Wireless is always going to be troublesome because of lack of drivers. You either need to purchase a card with linux drivers or use a distribution that uses ndiswrapper.
posted by damn dirty ape at 2:54 PM on June 11, 2008

When I used Ubuntu 8.10 wireless worked OOTB. You may not be so lucky though.
posted by devlin at 3:19 PM on June 11, 2008

My laptop (HP Pavilion dv6000) had tons of problems getting set up when I installed Gusty Gibson and I ended up scraping it and waiting for Hardy. When Hardy came out I installed using Wubi and it found all of the drivers and everything for me including wireless and I didn't have to do anything.
posted by lilkeith07 at 4:06 PM on June 11, 2008

Fedora always worked for me right out of the box. But never messed with the wireless. Also try SUSE (or whatever Novell is calling it now). Supposed to be good.
posted by gjc at 4:41 PM on June 11, 2008

Your best bet is to look at the hardware you have and find a distro that supports that hardware.

Historically I've had the best luck with a purchased version of SuSE, as it includes non-free drivers, but it's been a few years. Currently I use Debian (on which Ubuntu and others are based) but I don't run wireless, and it's always been a headache to set up because most wireless drivers aren't available from the vendors in an open-source fashion. So note that the problem isn't Linux, but hardware manufacturers not writing drivers for Linux or providing the specs so that others can write those drivers.

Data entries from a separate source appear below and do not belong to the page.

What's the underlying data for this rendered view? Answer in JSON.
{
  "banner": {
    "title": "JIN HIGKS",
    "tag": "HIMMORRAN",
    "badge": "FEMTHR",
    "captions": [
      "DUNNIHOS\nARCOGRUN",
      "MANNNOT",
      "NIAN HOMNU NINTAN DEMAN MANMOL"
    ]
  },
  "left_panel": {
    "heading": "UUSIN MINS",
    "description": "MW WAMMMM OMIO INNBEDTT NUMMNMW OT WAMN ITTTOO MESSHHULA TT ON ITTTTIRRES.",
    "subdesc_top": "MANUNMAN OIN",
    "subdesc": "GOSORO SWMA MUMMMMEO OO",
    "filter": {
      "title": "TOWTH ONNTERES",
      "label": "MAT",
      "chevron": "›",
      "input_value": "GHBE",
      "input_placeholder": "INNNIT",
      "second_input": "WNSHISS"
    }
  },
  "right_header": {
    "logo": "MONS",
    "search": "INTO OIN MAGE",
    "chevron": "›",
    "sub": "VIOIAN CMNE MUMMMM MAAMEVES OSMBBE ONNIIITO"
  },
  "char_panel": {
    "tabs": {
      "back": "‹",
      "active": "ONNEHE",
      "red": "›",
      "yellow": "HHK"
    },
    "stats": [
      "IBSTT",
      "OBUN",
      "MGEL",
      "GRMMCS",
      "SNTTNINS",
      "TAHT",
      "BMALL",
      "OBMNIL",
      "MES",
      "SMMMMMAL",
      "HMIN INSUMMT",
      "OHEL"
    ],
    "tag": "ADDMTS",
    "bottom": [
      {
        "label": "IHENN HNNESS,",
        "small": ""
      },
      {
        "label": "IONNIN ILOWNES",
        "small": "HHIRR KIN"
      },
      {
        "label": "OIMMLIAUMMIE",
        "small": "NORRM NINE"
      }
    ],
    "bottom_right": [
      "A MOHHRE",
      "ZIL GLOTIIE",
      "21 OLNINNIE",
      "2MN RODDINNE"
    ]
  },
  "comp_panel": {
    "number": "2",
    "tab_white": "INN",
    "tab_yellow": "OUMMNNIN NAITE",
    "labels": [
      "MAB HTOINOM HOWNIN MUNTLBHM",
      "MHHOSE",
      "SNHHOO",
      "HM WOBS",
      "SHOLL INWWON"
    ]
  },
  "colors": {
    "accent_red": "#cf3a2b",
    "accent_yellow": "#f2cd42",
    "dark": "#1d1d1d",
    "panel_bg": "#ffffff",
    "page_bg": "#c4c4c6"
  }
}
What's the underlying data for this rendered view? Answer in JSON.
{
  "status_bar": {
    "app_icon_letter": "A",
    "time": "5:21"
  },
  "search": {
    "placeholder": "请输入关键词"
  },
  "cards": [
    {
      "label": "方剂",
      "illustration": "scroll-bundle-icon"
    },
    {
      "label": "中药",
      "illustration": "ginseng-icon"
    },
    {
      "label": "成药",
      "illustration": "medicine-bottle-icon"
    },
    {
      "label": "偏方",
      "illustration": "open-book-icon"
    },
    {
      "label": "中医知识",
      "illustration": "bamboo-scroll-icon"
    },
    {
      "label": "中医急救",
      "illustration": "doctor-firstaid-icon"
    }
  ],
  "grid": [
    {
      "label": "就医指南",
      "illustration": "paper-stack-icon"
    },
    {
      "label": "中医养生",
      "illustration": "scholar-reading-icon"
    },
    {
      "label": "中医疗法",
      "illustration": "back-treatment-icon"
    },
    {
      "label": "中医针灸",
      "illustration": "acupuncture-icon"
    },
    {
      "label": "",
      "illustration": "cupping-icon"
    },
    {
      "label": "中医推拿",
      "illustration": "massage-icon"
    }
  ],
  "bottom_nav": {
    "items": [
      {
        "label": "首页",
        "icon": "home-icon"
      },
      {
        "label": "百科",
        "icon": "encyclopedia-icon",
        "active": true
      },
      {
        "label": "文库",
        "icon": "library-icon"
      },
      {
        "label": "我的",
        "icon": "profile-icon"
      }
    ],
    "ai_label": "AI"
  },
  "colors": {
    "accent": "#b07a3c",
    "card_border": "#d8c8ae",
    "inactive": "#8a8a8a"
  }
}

Also, consider burning a live CD of knoppix and seeing if your current hardware is supported, so that you don't have to commit until you know.
posted by davejay at 5:42 PM on June 11, 2008

Nthing - wireless setup has long been bad, is getting much better.
If you want to test to see if it's worth the hassle, check if Linux distributions you're interested in have a boot CD or "LiveCD" of some kind. This allows you to start up any PC from the CD drive instead of the HD, which most are built to do anyway, using the linux OS on the liveCD. At that point the PC is essentially running Linux - but without making ANY changes to the Windows/Mac OS you have on the hard drive. (Ubuntu does this wonderfully, BTW, and the latest has a new Wubi install-but-as-a-Windows-app tool.) When done, shut down, remove CD, you're back to Windows or OSX.

You'll know pretty much right away what works and what doesn't in terms of hardware. Running the LiveCD and everything works but you can't get sound?= you're going to have problems (possibly solvable, possibly not) with your sound card.
Linux is open source software; the drivers that make hardware like wireless cards, sound, video, etc. function are not necessarily open source and/or aren't available for Linux. The most common hardware will likely work right away; some just never will. That's the hardware maker's fault, not Linux's.

Oh, and a tip for wireless setup, especially on older linux distros and hardware; ndiswrapper and madwifi are two software packages that will help translate wireless card drivers for Windows and make them work for Linux. My first experience was just like yours; had the windows drivers for the wifi card, but couldn't find anyhting for Linux; googling found me ndiswrapper; with that and the Windows drivers, I was wireless 10 minutes later.

That's another reason that Ubuntu's a good first-timer pick; if not for the great Ubuntu user Forums where I found that answer, I probably would've just given up on Linux right then.
It is also one-stop shopping to figure out whether you prefer the appearance and layout of the different desktop environments for Linux - Ubuntu for GNOME, Kubuntu for KDE, Xubuntu for Xfce - they're all Ubuntu, but look different; finding out if you like them or not via LiveCD is much better than by going through a whole install.
posted by bartleby at 5:59 PM on June 11, 2008 [1 favorite]

Fedora 9's wireless worked out of the box on my HP desktop and Dell laptop.
posted by lukemeister at 9:48 PM on June 11, 2008

Before installing anything, try the latest Ubuntu, Fedora, and openSUSE livecds.
posted by PueExMachina at 10:37 PM on June 11, 2008

« Older Tips for optimizing my Macbook Pro for work AND...   |   Redirecting subdomain to https Newer »
This thread is closed to new comments.